UAE Construction Giant Arabtec Reportedly To Be Placed Into Liquidation

UAE-based Arabtec Holding is to be placed into liquidation against a backdrop of "adverse market conditions".

The decision was made at the annual general meeting on Wednesday and comes after the group posted a net loss of $216m for the first six months of the year. 

On Thursday, shares in Arabtec on Dubai Financial Market remained suspended.

In an email sent to employees, seen by Arabian Business, it said: “Unfortunately, against a backdrop of adverse market conditions, we regret to inform you that Arabtec shareholders voted to adopt a plan of liquidation and dissolution due to the company’s untenable financial situation.”

Arabtec successfully completed more than 240 projects, including the world’s tallest building, the Burj Khalifa in Dubai, and the iconic Louvre, Abu Dhabi.

Arabtec to call EGM as company posts H1 losses of $216m

Losses attributed to Arabtec Construction arm as revenue drops $323m for six-month period

The company was in the process of appointing an advisory firm to assist with capital and debt restructuring.

It comes after Arabtec reported a AED774m ($211m) loss for 2019, a substantial drop from the AED256m ($70m) profit announced in 2018.

In September last year Arabtec Holding announced to Dubai Financial Market that it was in talks with Abu-Dhabi-based Trojan Holding over a possible merger of its construction business.

Boyd Merrett resigned as chief executive officer of Arabtec Construction in October last year. Merrett had been in the position since July 2017 and was replaced “until further notice” by Wail Farsakh, the former general manager of Dutco Balfour Beatty, who was only appointed group chief operating officer in September 2019.

Waleed Ahmed Al Mokarrab Al Muhairi was appointed as the new chairman of Arabtec in July, replacing Mohammed Thani Murshed Al Rumaithi, who resigned from the role.

Editor of Construction Week, Ashley Williams, told Arabian Business: “For many years, Arabtec Holding has faced dark times with its financial outlook, and even after hiring a new group CEO earlier this year to re-structure the business, there has been little progression made.”

Nasser Saidi, the former chief economist at Dubai International Financial Centre (DIFC), tweeted after the news broke: "A major developer, #Arabtec has announced it is going into liquidation.

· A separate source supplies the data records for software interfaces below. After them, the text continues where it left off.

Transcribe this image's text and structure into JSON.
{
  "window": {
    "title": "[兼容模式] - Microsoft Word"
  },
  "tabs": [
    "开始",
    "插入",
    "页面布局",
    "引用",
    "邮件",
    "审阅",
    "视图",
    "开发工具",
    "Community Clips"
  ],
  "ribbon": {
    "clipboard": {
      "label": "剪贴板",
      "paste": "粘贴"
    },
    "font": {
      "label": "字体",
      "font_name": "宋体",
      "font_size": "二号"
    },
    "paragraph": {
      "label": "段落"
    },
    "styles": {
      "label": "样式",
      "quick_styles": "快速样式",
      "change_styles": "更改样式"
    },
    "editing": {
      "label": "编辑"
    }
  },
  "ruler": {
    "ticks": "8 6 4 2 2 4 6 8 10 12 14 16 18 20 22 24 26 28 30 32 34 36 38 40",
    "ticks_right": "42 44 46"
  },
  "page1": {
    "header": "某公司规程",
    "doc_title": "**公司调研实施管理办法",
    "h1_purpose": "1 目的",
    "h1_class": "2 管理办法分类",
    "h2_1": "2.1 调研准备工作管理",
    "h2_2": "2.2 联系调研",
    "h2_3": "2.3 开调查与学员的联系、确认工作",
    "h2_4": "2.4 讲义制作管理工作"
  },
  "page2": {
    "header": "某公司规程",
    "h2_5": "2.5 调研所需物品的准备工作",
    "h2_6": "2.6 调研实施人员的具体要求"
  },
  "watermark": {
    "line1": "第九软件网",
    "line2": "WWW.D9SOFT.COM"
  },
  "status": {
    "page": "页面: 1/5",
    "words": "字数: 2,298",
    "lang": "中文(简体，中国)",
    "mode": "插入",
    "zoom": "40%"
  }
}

Clearly, deteriorating economic conditions, property oversupply and weak growth prospects contributed to its demise, along with management and corporate governance lapses."

In July, a unit of Dubai’s Arabtec Holding was awarded a SAR200m ($54m) contract by Saudi Aramco to replace five storage tanks at Ras Tanura Refinery in Eastern Province, Saudi Arabia. The contract, awarded to Target Engineering Construction Company, included the replacement of three naphtha storage tanks and two slop oil storage tanks.

Arabtec isn't the only UAE-based contracting major to experience problems this year.

Last month, Drake & Scull International said it had appointed a new CEO and CFO, the latest in a string of senior job announcements as the company proceeds with finalising an organisational and financial reorganisation plan.

According to the statement to the Dubai Financial Market earlier this month, an application for its financial reorganisation process to be conducted under the supervision of the Financial Reorganisation Committee (FRC) – a body set up in 2018 under the UAE’s bankruptcy law – was accepted in May.

Further to the appointment of Aaronite Partners as the FRC expert, DSI has formally initiated a process to allow all relevant creditors to register claims with them.


BNY Mellon Lands A Big Ally For Expansion In Saudi Arabia

NCB Capital is the kingdom's biggest asset manager and investment bank Read more

Coronavirus, Low Oil Prices Set To Speed Up Gulf Bank Mergers

Moody's Investors Service says financial concerns in the region will play a larger role in encouraging deals Read more

Abu Dhabi Fund Buys $750m Stake In Retail Arm Of Indian Giant Reliance

Subsidiary of the Abu Dhabi Investment Authority will buy a 1.2% stake in Reliance Retail Ventures Read more

How The Lebanese Private Sector Is Coping In The Eye Of A Storm

Businesses extremely pessimistic about future as layoffs continue and wages plummet Read more

Lebanese Pound: The Most Undervalued Currency In The World

As political and economy chaos ensues, leading analyst says exchange rate needs sorting 'as soon as possible' Read more

How Coronavirus Is Changing Banking For The Better

Redefining finance for good: Virtual CXO Forum to take place on October 7 Read more